### Work instruction
Every entry needs to be printed exactly, please.

### Supplied material
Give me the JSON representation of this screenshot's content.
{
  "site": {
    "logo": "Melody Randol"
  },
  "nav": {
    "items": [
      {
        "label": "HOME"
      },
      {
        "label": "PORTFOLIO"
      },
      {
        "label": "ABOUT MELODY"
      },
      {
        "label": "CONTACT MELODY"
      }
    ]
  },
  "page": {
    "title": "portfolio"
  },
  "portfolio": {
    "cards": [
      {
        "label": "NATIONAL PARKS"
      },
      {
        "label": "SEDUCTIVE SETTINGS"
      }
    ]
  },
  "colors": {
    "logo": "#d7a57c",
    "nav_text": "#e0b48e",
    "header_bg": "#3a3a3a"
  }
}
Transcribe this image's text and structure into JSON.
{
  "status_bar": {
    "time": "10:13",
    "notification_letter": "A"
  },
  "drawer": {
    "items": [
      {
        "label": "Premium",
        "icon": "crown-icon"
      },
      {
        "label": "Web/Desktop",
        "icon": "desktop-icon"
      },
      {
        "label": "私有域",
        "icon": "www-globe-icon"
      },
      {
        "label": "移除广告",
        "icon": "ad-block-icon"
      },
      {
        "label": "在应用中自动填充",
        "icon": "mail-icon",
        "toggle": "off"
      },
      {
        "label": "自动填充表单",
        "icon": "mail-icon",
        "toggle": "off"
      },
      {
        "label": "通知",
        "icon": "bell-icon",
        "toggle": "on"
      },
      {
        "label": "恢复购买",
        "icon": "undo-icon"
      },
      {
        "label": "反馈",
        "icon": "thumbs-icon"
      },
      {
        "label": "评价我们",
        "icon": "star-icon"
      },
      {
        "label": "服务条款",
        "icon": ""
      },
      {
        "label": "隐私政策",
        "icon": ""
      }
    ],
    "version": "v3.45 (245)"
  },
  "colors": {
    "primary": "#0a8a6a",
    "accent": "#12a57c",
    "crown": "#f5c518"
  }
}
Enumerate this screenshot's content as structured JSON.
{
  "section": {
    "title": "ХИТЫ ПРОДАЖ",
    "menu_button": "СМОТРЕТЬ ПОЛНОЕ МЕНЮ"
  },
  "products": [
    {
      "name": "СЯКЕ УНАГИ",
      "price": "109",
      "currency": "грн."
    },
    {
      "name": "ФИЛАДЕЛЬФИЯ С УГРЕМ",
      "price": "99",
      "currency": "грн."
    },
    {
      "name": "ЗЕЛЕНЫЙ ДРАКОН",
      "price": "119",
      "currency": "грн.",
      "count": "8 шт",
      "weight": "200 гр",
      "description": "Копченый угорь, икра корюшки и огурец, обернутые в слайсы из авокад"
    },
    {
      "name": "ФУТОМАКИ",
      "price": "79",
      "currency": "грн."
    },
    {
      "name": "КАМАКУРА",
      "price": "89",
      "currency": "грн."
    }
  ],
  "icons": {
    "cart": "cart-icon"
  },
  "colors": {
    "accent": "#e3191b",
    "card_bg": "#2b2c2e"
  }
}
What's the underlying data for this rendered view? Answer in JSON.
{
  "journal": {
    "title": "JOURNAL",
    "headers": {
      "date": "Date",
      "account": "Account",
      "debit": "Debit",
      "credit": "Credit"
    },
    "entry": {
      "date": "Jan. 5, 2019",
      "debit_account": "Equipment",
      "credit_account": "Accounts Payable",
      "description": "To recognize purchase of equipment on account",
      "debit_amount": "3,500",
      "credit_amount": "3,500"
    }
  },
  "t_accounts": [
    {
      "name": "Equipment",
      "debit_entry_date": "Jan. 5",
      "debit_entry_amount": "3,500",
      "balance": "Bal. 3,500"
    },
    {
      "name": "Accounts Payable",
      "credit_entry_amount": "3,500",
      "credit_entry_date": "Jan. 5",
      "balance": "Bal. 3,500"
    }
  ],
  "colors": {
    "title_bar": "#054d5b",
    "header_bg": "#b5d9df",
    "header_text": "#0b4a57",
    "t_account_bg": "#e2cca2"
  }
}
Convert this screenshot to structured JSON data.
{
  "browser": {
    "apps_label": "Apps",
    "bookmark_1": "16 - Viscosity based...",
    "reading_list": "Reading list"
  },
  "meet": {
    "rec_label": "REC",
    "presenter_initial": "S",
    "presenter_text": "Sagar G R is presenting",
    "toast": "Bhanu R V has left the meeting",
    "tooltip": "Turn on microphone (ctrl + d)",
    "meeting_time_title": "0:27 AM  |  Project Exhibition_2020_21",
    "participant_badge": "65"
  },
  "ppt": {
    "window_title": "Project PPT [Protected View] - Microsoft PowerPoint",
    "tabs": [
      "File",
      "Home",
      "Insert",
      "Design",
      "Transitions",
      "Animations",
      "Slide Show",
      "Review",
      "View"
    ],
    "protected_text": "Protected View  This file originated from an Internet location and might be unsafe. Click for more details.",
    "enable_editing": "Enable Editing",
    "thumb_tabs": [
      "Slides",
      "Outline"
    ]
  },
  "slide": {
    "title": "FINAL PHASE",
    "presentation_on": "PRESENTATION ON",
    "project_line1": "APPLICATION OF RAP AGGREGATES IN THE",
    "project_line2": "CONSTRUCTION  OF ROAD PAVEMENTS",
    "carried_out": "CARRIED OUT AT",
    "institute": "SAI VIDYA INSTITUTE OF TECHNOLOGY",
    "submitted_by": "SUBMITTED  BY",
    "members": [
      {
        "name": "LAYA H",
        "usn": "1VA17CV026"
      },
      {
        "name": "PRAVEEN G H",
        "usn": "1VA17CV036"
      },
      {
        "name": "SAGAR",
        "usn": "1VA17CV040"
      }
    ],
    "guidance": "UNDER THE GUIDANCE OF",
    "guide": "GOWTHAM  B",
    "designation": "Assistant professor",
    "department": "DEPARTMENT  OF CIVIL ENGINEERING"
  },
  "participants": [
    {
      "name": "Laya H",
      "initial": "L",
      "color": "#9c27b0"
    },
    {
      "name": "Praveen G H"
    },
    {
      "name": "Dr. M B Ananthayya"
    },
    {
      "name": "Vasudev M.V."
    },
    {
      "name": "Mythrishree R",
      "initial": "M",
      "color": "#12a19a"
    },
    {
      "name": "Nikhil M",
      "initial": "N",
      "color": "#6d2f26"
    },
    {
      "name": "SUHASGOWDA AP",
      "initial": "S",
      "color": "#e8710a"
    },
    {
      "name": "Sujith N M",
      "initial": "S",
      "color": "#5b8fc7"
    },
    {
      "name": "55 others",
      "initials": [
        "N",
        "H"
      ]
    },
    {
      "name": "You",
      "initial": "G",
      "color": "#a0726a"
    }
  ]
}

### Exercise response
Give me the JSON representation of this screenshot's content.
{
  "site": {
    "logo": "Melody Randol"
  },
  "nav": {
    "items": [
      {
        "label": "HOME"
      },
      {
        "label": "PORTFOLIO"
      },
      {
        "label": "ABOUT MELODY"
      },
      {
        "label": "CONTACT MELODY"
      }
    ]
  },
  "page": {
    "title": "portfolio"
  },
  "portfolio": {
    "cards": [
      {
        "label": "NATIONAL PARKS"
      },
      {
        "label": "SEDUCTIVE SETTINGS"
      }
    ]
  },
  "colors": {
    "logo": "#d7a57c",
    "nav_text": "#e0b48e",
    "header_bg": "#3a3a3a"
  }
}
Transcribe this image's text and structure into JSON.
{
  "status_bar": {
    "time": "10:13",
    "notification_letter": "A"
  },
  "drawer": {
    "items": [
      {
        "label": "Premium",
        "icon": "crown-icon"
      },
      {
        "label": "Web/Desktop",
        "icon": "desktop-icon"
      },
      {
        "label": "私有域",
        "icon": "www-globe-icon"
      },
      {
        "label": "移除广告",
        "icon": "ad-block-icon"
      },
      {
        "label": "在应用中自动填充",
        "icon": "mail-icon",
        "toggle": "off"
      },
      {
        "label": "自动填充表单",
        "icon": "mail-icon",
        "toggle": "off"
      },
      {
        "label": "通知",
        "icon": "bell-icon",
        "toggle": "on"
      },
      {
        "label": "恢复购买",
        "icon": "undo-icon"
      },
      {
        "label": "反馈",
        "icon": "thumbs-icon"
      },
      {
        "label": "评价我们",
        "icon": "star-icon"
      },
      {
        "label": "服务条款",
        "icon": ""
      },
      {
        "label": "隐私政策",
        "icon": ""
      }
    ],
    "version": "v3.45 (245)"
  },
  "colors": {
    "primary": "#0a8a6a",
    "accent": "#12a57c",
    "crown": "#f5c518"
  }
}
Enumerate this screenshot's content as structured JSON.
{
  "section": {
    "title": "ХИТЫ ПРОДАЖ",
    "menu_button": "СМОТРЕТЬ ПОЛНОЕ МЕНЮ"
  },
  "products": [
    {
      "name": "СЯКЕ УНАГИ",
      "price": "109",
      "currency": "грн."
    },
    {
      "name": "ФИЛАДЕЛЬФИЯ С УГРЕМ",
      "price": "99",
      "currency": "грн."
    },
    {
      "name": "ЗЕЛЕНЫЙ ДРАКОН",
      "price": "119",
      "currency": "грн.",
      "count": "8 шт",
      "weight": "200 гр",
      "description": "Копченый угорь, икра корюшки и огурец, обернутые в слайсы из авокад"
    },
    {
      "name": "ФУТОМАКИ",
      "price": "79",
      "currency": "грн."
    },
    {
      "name": "КАМАКУРА",
      "price": "89",
      "currency": "грн."
    }
  ],
  "icons": {
    "cart": "cart-icon"
  },
  "colors": {
    "accent": "#e3191b",
    "card_bg": "#2b2c2e"
  }
}
What's the underlying data for this rendered view? Answer in JSON.
{
  "journal": {
    "title": "JOURNAL",
    "headers": {
      "date": "Date",
      "account": "Account",
      "debit": "Debit",
      "credit": "Credit"
    },
    "entry": {
      "date": "Jan. 5, 2019",
      "debit_account": "Equipment",
      "credit_account": "Accounts Payable",
      "description": "To recognize purchase of equipment on account",
      "debit_amount": "3,500",
      "credit_amount": "3,500"
    }
  },
  "t_accounts": [
    {
      "name": "Equipment",
      "debit_entry_date": "Jan. 5",
      "debit_entry_amount": "3,500",
      "balance": "Bal. 3,500"
    },
    {
      "name": "Accounts Payable",
      "credit_entry_amount": "3,500",
      "credit_entry_date": "Jan. 5",
      "balance": "Bal. 3,500"
    }
  ],
  "colors": {
    "title_bar": "#054d5b",
    "header_bg": "#b5d9df",
    "header_text": "#0b4a57",
    "t_account_bg": "#e2cca2"
  }
}
Convert this screenshot to structured JSON data.
{
  "browser": {
    "apps_label": "Apps",
    "bookmark_1": "16 - Viscosity based...",
    "reading_list": "Reading list"
  },
  "meet": {
    "rec_label": "REC",
    "presenter_initial": "S",
    "presenter_text": "Sagar G R is presenting",
    "toast": "Bhanu R V has left the meeting",
    "tooltip": "Turn on microphone (ctrl + d)",
    "meeting_time_title": "0:27 AM  |  Project Exhibition_2020_21",
    "participant_badge": "65"
  },
  "ppt": {
    "window_title": "Project PPT [Protected View] - Microsoft PowerPoint",
    "tabs": [
      "File",
      "Home",
      "Insert",
      "Design",
      "Transitions",
      "Animations",
      "Slide Show",
      "Review",
      "View"
    ],
    "protected_text": "Protected View  This file originated from an Internet location and might be unsafe. Click for more details.",
    "enable_editing": "Enable Editing",
    "thumb_tabs": [
      "Slides",
      "Outline"
    ]
  },
  "slide": {
    "title": "FINAL PHASE",
    "presentation_on": "PRESENTATION ON",
    "project_line1": "APPLICATION OF RAP AGGREGATES IN THE",
    "project_line2": "CONSTRUCTION  OF ROAD PAVEMENTS",
    "carried_out": "CARRIED OUT AT",
    "institute": "SAI VIDYA INSTITUTE OF TECHNOLOGY",
    "submitted_by": "SUBMITTED  BY",
    "members": [
      {
        "name": "LAYA H",
        "usn": "1VA17CV026"
      },
      {
        "name": "PRAVEEN G H",
        "usn": "1VA17CV036"
      },
      {
        "name": "SAGAR",
        "usn": "1VA17CV040"
      }
    ],
    "guidance": "UNDER THE GUIDANCE OF",
    "guide": "GOWTHAM  B",
    "designation": "Assistant professor",
    "department": "DEPARTMENT  OF CIVIL ENGINEERING"
  },
  "participants": [
    {
      "name": "Laya H",
      "initial": "L",
      "color": "#9c27b0"
    },
    {
      "name": "Praveen G H"
    },
    {
      "name": "Dr. M B Ananthayya"
    },
    {
      "name": "Vasudev M.V."
    },
    {
      "name": "Mythrishree R",
      "initial": "M",
      "color": "#12a19a"
    },
    {
      "name": "Nikhil M",
      "initial": "N",
      "color": "#6d2f26"
    },
    {
      "name": "SUHASGOWDA AP",
      "initial": "S",
      "color": "#e8710a"
    },
    {
      "name": "Sujith N M",
      "initial": "S",
      "color": "#5b8fc7"
    },
    {
      "name": "55 others",
      "initials": [
        "N",
        "H"
      ]
    },
    {
      "name": "You",
      "initial": "G",
      "color": "#a0726a"
    }
  ]
}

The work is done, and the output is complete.